#### What the task requires
In your copy, include no images, and write out every entry below exactly as it stands.

══════════════════════════════

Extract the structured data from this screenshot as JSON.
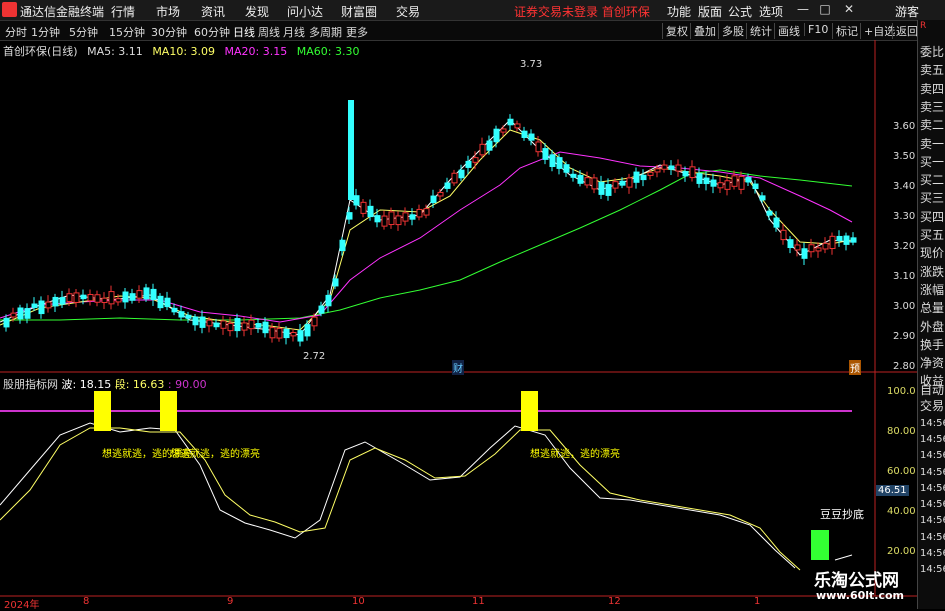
{
  "app": {
    "title": "通达信金融终端"
  },
  "menu": [
    "行情",
    "市场",
    "资讯",
    "发现",
    "问小达",
    "财富圈",
    "交易"
  ],
  "status_text": "证券交易未登录  首创环保",
  "top_right": [
    "功能",
    "版面",
    "公式",
    "选项"
  ],
  "guest": "游客",
  "periods": [
    "分时",
    "1分钟",
    "5分钟",
    "15分钟",
    "30分钟",
    "60分钟",
    "日线",
    "周线",
    "月线",
    "多周期",
    "更多"
  ],
  "active_period": "日线",
  "tool_buttons": [
    "复权",
    "叠加",
    "多股",
    "统计",
    "画线",
    "F10",
    "标记",
    "+自选",
    "返回"
  ],
  "main_legend": {
    "name": "首创环保(日线)",
    "ma5": "MA5: 3.11",
    "ma10": "MA10: 3.09",
    "ma20": "MA20: 3.15",
    "ma60": "MA60: 3.30"
  },
  "price_axis": [
    "3.60",
    "3.50",
    "3.40",
    "3.30",
    "3.20",
    "3.10",
    "3.00",
    "2.90",
    "2.80"
  ],
  "annotations": {
    "high": "3.73",
    "low": "2.72",
    "cai": "财",
    "yu": "预"
  },
  "indicator_legend": {
    "name": "股朋指标网",
    "bo": "波: 18.15",
    "duan": "段: 16.63",
    "line": ": 90.00"
  },
  "indicator_axis": [
    "100.0",
    "80.00",
    "60.00",
    "40.00",
    "20.00"
  ],
  "indicator_value_tag": "46.51",
  "signal_texts": [
    "想逃就逃，逃的漂亮",
    "想逃就逃，逃的漂亮",
    "想逃就逃，逃的漂亮"
  ],
  "dou_label": "豆豆抄底",
  "dates": [
    "2024年",
    "8",
    "9",
    "10",
    "11",
    "12",
    "1"
  ],
  "right_panel_top": [
    "委比",
    "卖五",
    "卖四",
    "卖三",
    "卖二",
    "卖一",
    "买一",
    "买二",
    "买三",
    "买四",
    "买五",
    "现价",
    "涨跌",
    "涨幅",
    "总量",
    "外盘",
    "换手",
    "净资",
    "收益"
  ],
  "right_panel_bottom": [
    "自动",
    "交易",
    "14:56",
    "14:56",
    "14:56",
    "14:56",
    "14:56",
    "14:56",
    "14:56",
    "14:56",
    "14:56",
    "14:56"
  ],
  "watermark": {
    "line1": "乐淘公式网",
    "line2": "www.60lt.com"
  },
  "colors": {
    "up": "#e33",
    "down": "#3ff",
    "ma5": "#fff",
    "ma10": "#ff6",
    "ma20": "#f3f",
    "ma60": "#3f3",
    "signal": "#ff0"
  }
}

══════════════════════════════

#### Written response
Extract the structured data from this screenshot as JSON.
{
  "app": {
    "title": "通达信金融终端"
  },
  "menu": [
    "行情",
    "市场",
    "资讯",
    "发现",
    "问小达",
    "财富圈",
    "交易"
  ],
  "status_text": "证券交易未登录  首创环保",
  "top_right": [
    "功能",
    "版面",
    "公式",
    "选项"
  ],
  "guest": "游客",
  "periods": [
    "分时",
    "1分钟",
    "5分钟",
    "15分钟",
    "30分钟",
    "60分钟",
    "日线",
    "周线",
    "月线",
    "多周期",
    "更多"
  ],
  "active_period": "日线",
  "tool_buttons": [
    "复权",
    "叠加",
    "多股",
    "统计",
    "画线",
    "F10",
    "标记",
    "+自选",
    "返回"
  ],
  "main_legend": {
    "name": "首创环保(日线)",
    "ma5": "MA5: 3.11",
    "ma10": "MA10: 3.09",
    "ma20": "MA20: 3.15",
    "ma60": "MA60: 3.30"
  },
  "price_axis": [
    "3.60",
    "3.50",
    "3.40",
    "3.30",
    "3.20",
    "3.10",
    "3.00",
    "2.90",
    "2.80"
  ],
  "annotations": {
    "high": "3.73",
    "low": "2.72",
    "cai": "财",
    "yu": "预"
  },
  "indicator_legend": {
    "name": "股朋指标网",
    "bo": "波: 18.15",
    "duan": "段: 16.63",
    "line": ": 90.00"
  },
  "indicator_axis": [
    "100.0",
    "80.00",
    "60.00",
    "40.00",
    "20.00"
  ],
  "indicator_value_tag": "46.51",
  "signal_texts": [
    "想逃就逃，逃的漂亮",
    "想逃就逃，逃的漂亮",
    "想逃就逃，逃的漂亮"
  ],
  "dou_label": "豆豆抄底",
  "dates": [
    "2024年",
    "8",
    "9",
    "10",
    "11",
    "12",
    "1"
  ],
  "right_panel_top": [
    "委比",
    "卖五",
    "卖四",
    "卖三",
    "卖二",
    "卖一",
    "买一",
    "买二",
    "买三",
    "买四",
    "买五",
    "现价",
    "涨跌",
    "涨幅",
    "总量",
    "外盘",
    "换手",
    "净资",
    "收益"
  ],
  "right_panel_bottom": [
    "自动",
    "交易",
    "14:56",
    "14:56",
    "14:56",
    "14:56",
    "14:56",
    "14:56",
    "14:56",
    "14:56",
    "14:56",
    "14:56"
  ],
  "watermark": {
    "line1": "乐淘公式网",
    "line2": "www.60lt.com"
  },
  "colors": {
    "up": "#e33",
    "down": "#3ff",
    "ma5": "#fff",
    "ma10": "#ff6",
    "ma20": "#f3f",
    "ma60": "#3f3",
    "signal": "#ff0"
  }
}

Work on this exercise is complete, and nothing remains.